--- Excerpted records Enclosed Below ---
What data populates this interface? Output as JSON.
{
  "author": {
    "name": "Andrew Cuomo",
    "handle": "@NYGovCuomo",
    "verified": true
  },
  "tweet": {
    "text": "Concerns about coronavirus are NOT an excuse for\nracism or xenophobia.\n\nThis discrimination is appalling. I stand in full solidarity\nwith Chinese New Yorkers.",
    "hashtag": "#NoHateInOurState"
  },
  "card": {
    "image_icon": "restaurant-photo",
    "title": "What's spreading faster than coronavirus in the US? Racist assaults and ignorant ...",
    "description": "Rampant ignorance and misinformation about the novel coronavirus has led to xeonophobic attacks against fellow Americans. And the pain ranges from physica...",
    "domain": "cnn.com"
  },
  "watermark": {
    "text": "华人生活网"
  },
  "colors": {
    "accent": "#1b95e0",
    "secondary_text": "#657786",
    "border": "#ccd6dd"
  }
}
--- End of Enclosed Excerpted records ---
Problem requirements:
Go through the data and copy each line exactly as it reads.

Your response:
What data populates this interface? Output as JSON.
{
  "author": {
    "name": "Andrew Cuomo",
    "handle": "@NYGovCuomo",
    "verified": true
  },
  "tweet": {
    "text": "Concerns about coronavirus are NOT an excuse for\nracism or xenophobia.\n\nThis discrimination is appalling. I stand in full solidarity\nwith Chinese New Yorkers.",
    "hashtag": "#NoHateInOurState"
  },
  "card": {
    "image_icon": "restaurant-photo",
    "title": "What's spreading faster than coronavirus in the US? Racist assaults and ignorant ...",
    "description": "Rampant ignorance and misinformation about the novel coronavirus has led to xeonophobic attacks against fellow Americans. And the pain ranges from physica...",
    "domain": "cnn.com"
  },
  "watermark": {
    "text": "华人生活网"
  },
  "colors": {
    "accent": "#1b95e0",
    "secondary_text": "#657786",
    "border": "#ccd6dd"
  }
}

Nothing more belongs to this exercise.